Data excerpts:
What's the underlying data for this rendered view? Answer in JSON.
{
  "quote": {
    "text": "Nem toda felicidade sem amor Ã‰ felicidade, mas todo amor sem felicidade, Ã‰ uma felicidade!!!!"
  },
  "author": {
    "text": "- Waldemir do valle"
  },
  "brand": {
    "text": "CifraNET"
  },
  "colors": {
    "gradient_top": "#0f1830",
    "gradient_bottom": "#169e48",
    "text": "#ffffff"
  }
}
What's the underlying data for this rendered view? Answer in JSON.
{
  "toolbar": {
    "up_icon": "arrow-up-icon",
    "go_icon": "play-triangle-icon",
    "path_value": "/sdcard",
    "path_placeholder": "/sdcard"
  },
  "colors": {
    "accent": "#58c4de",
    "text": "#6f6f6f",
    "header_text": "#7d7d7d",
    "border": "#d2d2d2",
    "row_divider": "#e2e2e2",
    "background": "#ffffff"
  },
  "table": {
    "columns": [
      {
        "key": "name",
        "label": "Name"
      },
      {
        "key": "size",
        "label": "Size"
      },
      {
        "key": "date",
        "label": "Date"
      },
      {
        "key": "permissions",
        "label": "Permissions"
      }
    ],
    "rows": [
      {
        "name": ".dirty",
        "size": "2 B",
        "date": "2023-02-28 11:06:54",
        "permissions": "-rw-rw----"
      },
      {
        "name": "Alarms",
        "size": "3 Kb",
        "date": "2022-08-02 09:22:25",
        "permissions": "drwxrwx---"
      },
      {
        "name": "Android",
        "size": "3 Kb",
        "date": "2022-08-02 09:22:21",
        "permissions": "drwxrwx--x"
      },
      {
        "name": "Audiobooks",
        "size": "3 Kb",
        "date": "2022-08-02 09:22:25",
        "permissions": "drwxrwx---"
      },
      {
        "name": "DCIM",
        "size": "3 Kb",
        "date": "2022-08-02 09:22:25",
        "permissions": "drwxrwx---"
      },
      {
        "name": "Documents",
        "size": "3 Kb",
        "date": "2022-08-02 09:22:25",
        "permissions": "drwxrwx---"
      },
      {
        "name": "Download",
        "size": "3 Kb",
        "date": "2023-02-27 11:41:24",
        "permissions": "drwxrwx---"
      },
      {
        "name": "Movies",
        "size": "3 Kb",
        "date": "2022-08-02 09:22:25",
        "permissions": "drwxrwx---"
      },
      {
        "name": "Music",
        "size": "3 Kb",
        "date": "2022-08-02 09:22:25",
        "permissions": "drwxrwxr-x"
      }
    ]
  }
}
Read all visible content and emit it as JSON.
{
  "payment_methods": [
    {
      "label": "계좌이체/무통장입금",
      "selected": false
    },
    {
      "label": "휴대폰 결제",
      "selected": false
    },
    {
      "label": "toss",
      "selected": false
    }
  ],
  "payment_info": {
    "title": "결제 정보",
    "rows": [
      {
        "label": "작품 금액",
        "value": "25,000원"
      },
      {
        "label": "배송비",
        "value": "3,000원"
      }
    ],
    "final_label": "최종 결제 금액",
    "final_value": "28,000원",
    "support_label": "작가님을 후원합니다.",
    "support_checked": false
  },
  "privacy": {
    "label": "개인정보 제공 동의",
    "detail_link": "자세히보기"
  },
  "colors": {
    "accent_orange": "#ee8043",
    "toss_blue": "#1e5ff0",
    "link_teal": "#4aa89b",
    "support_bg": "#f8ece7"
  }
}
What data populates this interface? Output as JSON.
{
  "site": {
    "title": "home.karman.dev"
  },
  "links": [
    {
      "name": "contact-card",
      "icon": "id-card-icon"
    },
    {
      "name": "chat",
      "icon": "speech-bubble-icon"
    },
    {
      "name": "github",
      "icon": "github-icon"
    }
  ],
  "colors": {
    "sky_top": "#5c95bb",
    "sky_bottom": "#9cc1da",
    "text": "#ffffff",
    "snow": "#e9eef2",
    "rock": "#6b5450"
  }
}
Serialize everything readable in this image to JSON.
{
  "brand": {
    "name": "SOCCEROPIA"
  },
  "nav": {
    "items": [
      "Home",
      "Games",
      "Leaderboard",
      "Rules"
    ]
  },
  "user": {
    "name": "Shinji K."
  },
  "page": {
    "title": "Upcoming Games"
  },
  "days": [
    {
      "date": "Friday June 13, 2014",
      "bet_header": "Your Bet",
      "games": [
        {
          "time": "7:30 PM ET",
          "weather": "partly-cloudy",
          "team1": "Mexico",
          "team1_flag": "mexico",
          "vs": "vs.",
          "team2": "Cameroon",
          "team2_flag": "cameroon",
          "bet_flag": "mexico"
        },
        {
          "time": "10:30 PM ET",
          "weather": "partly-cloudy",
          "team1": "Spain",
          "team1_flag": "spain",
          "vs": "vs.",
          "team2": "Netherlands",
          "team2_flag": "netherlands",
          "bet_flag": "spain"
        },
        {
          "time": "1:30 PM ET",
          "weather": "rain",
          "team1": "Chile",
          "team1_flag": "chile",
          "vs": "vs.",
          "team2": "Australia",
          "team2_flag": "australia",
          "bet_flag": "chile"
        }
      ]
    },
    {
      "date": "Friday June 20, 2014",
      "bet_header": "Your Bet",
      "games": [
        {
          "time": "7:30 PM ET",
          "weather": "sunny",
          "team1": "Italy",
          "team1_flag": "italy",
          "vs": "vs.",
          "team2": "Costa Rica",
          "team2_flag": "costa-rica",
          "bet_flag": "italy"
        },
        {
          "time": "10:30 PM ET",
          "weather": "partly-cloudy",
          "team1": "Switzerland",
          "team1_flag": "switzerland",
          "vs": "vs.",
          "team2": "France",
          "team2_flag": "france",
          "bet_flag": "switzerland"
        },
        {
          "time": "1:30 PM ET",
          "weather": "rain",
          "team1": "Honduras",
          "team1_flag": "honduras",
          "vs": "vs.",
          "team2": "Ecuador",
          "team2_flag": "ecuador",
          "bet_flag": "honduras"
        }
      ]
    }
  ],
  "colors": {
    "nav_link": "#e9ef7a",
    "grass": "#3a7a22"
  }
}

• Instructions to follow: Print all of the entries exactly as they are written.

• Solved problem:
What's the underlying data for this rendered view? Answer in JSON.
{
  "quote": {
    "text": "Nem toda felicidade sem amor Ã‰ felicidade, mas todo amor sem felicidade, Ã‰ uma felicidade!!!!"
  },
  "author": {
    "text": "- Waldemir do valle"
  },
  "brand": {
    "text": "CifraNET"
  },
  "colors": {
    "gradient_top": "#0f1830",
    "gradient_bottom": "#169e48",
    "text": "#ffffff"
  }
}
What's the underlying data for this rendered view? Answer in JSON.
{
  "toolbar": {
    "up_icon": "arrow-up-icon",
    "go_icon": "play-triangle-icon",
    "path_value": "/sdcard",
    "path_placeholder": "/sdcard"
  },
  "colors": {
    "accent": "#58c4de",
    "text": "#6f6f6f",
    "header_text": "#7d7d7d",
    "border": "#d2d2d2",
    "row_divider": "#e2e2e2",
    "background": "#ffffff"
  },
  "table": {
    "columns": [
      {
        "key": "name",
        "label": "Name"
      },
      {
        "key": "size",
        "label": "Size"
      },
      {
        "key": "date",
        "label": "Date"
      },
      {
        "key": "permissions",
        "label": "Permissions"
      }
    ],
    "rows": [
      {
        "name": ".dirty",
        "size": "2 B",
        "date": "2023-02-28 11:06:54",
        "permissions": "-rw-rw----"
      },
      {
        "name": "Alarms",
        "size": "3 Kb",
        "date": "2022-08-02 09:22:25",
        "permissions": "drwxrwx---"
      },
      {
        "name": "Android",
        "size": "3 Kb",
        "date": "2022-08-02 09:22:21",
        "permissions": "drwxrwx--x"
      },
      {
        "name": "Audiobooks",
        "size": "3 Kb",
        "date": "2022-08-02 09:22:25",
        "permissions": "drwxrwx---"
      },
      {
        "name": "DCIM",
        "size": "3 Kb",
        "date": "2022-08-02 09:22:25",
        "permissions": "drwxrwx---"
      },
      {
        "name": "Documents",
        "size": "3 Kb",
        "date": "2022-08-02 09:22:25",
        "permissions": "drwxrwx---"
      },
      {
        "name": "Download",
        "size": "3 Kb",
        "date": "2023-02-27 11:41:24",
        "permissions": "drwxrwx---"
      },
      {
        "name": "Movies",
        "size": "3 Kb",
        "date": "2022-08-02 09:22:25",
        "permissions": "drwxrwx---"
      },
      {
        "name": "Music",
        "size": "3 Kb",
        "date": "2022-08-02 09:22:25",
        "permissions": "drwxrwxr-x"
      }
    ]
  }
}
Read all visible content and emit it as JSON.
{
  "payment_methods": [
    {
      "label": "계좌이체/무통장입금",
      "selected": false
    },
    {
      "label": "휴대폰 결제",
      "selected": false
    },
    {
      "label": "toss",
      "selected": false
    }
  ],
  "payment_info": {
    "title": "결제 정보",
    "rows": [
      {
        "label": "작품 금액",
        "value": "25,000원"
      },
      {
        "label": "배송비",
        "value": "3,000원"
      }
    ],
    "final_label": "최종 결제 금액",
    "final_value": "28,000원",
    "support_label": "작가님을 후원합니다.",
    "support_checked": false
  },
  "privacy": {
    "label": "개인정보 제공 동의",
    "detail_link": "자세히보기"
  },
  "colors": {
    "accent_orange": "#ee8043",
    "toss_blue": "#1e5ff0",
    "link_teal": "#4aa89b",
    "support_bg": "#f8ece7"
  }
}
What data populates this interface? Output as JSON.
{
  "site": {
    "title": "home.karman.dev"
  },
  "links": [
    {
      "name": "contact-card",
      "icon": "id-card-icon"
    },
    {
      "name": "chat",
      "icon": "speech-bubble-icon"
    },
    {
      "name": "github",
      "icon": "github-icon"
    }
  ],
  "colors": {
    "sky_top": "#5c95bb",
    "sky_bottom": "#9cc1da",
    "text": "#ffffff",
    "snow": "#e9eef2",
    "rock": "#6b5450"
  }
}
Serialize everything readable in this image to JSON.
{
  "brand": {
    "name": "SOCCEROPIA"
  },
  "nav": {
    "items": [
      "Home",
      "Games",
      "Leaderboard",
      "Rules"
    ]
  },
  "user": {
    "name": "Shinji K."
  },
  "page": {
    "title": "Upcoming Games"
  },
  "days": [
    {
      "date": "Friday June 13, 2014",
      "bet_header": "Your Bet",
      "games": [
        {
          "time": "7:30 PM ET",
          "weather": "partly-cloudy",
          "team1": "Mexico",
          "team1_flag": "mexico",
          "vs": "vs.",
          "team2": "Cameroon",
          "team2_flag": "cameroon",
          "bet_flag": "mexico"
        },
        {
          "time": "10:30 PM ET",
          "weather": "partly-cloudy",
          "team1": "Spain",
          "team1_flag": "spain",
          "vs": "vs.",
          "team2": "Netherlands",
          "team2_flag": "netherlands",
          "bet_flag": "spain"
        },
        {
          "time": "1:30 PM ET",
          "weather": "rain",
          "team1": "Chile",
          "team1_flag": "chile",
          "vs": "vs.",
          "team2": "Australia",
          "team2_flag": "australia",
          "bet_flag": "chile"
        }
      ]
    },
    {
      "date": "Friday June 20, 2014",
      "bet_header": "Your Bet",
      "games": [
        {
          "time": "7:30 PM ET",
          "weather": "sunny",
          "team1": "Italy",
          "team1_flag": "italy",
          "vs": "vs.",
          "team2": "Costa Rica",
          "team2_flag": "costa-rica",
          "bet_flag": "italy"
        },
        {
          "time": "10:30 PM ET",
          "weather": "partly-cloudy",
          "team1": "Switzerland",
          "team1_flag": "switzerland",
          "vs": "vs.",
          "team2": "France",
          "team2_flag": "france",
          "bet_flag": "switzerland"
        },
        {
          "time": "1:30 PM ET",
          "weather": "rain",
          "team1": "Honduras",
          "team1_flag": "honduras",
          "vs": "vs.",
          "team2": "Ecuador",
          "team2_flag": "ecuador",
          "bet_flag": "honduras"
        }
      ]
    }
  ],
  "colors": {
    "nav_link": "#e9ef7a",
    "grass": "#3a7a22"
  }
}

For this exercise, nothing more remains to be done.